Recorded data>

*** Begin section ***

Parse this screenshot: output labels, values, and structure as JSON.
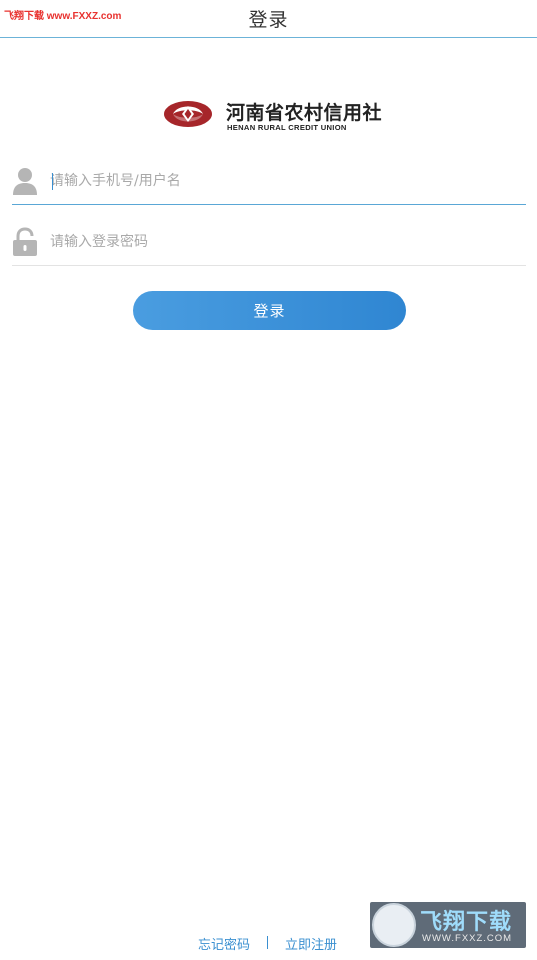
{
  "header": {
    "title": "登录",
    "watermark_text": "飞翔下载 www.FXXZ.com"
  },
  "logo": {
    "name_cn": "河南省农村信用社",
    "name_en": "HENAN RURAL CREDIT UNION",
    "brand_color": "#a6262a",
    "icon": "hnrcu-logo-icon"
  },
  "form": {
    "username": {
      "value": "",
      "placeholder": "请输入手机号/用户名",
      "icon": "user-icon"
    },
    "password": {
      "value": "",
      "placeholder": "请输入登录密码",
      "icon": "lock-icon"
    },
    "login_label": "登录",
    "accent_color": "#3a8fd0"
  },
  "footer": {
    "forgot_label": "忘记密码",
    "register_label": "立即注册"
  },
  "watermark_badge": {
    "text_cn": "飞翔下载",
    "text_en": "WWW.FXXZ.COM"
  }
}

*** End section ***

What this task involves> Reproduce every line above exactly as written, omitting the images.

Answer space>
Parse this screenshot: output labels, values, and structure as JSON.
{
  "header": {
    "title": "登录",
    "watermark_text": "飞翔下载 www.FXXZ.com"
  },
  "logo": {
    "name_cn": "河南省农村信用社",
    "name_en": "HENAN RURAL CREDIT UNION",
    "brand_color": "#a6262a",
    "icon": "hnrcu-logo-icon"
  },
  "form": {
    "username": {
      "value": "",
      "placeholder": "请输入手机号/用户名",
      "icon": "user-icon"
    },
    "password": {
      "value": "",
      "placeholder": "请输入登录密码",
      "icon": "lock-icon"
    },
    "login_label": "登录",
    "accent_color": "#3a8fd0"
  },
  "footer": {
    "forgot_label": "忘记密码",
    "register_label": "立即注册"
  },
  "watermark_badge": {
    "text_cn": "飞翔下载",
    "text_en": "WWW.FXXZ.COM"
  }
}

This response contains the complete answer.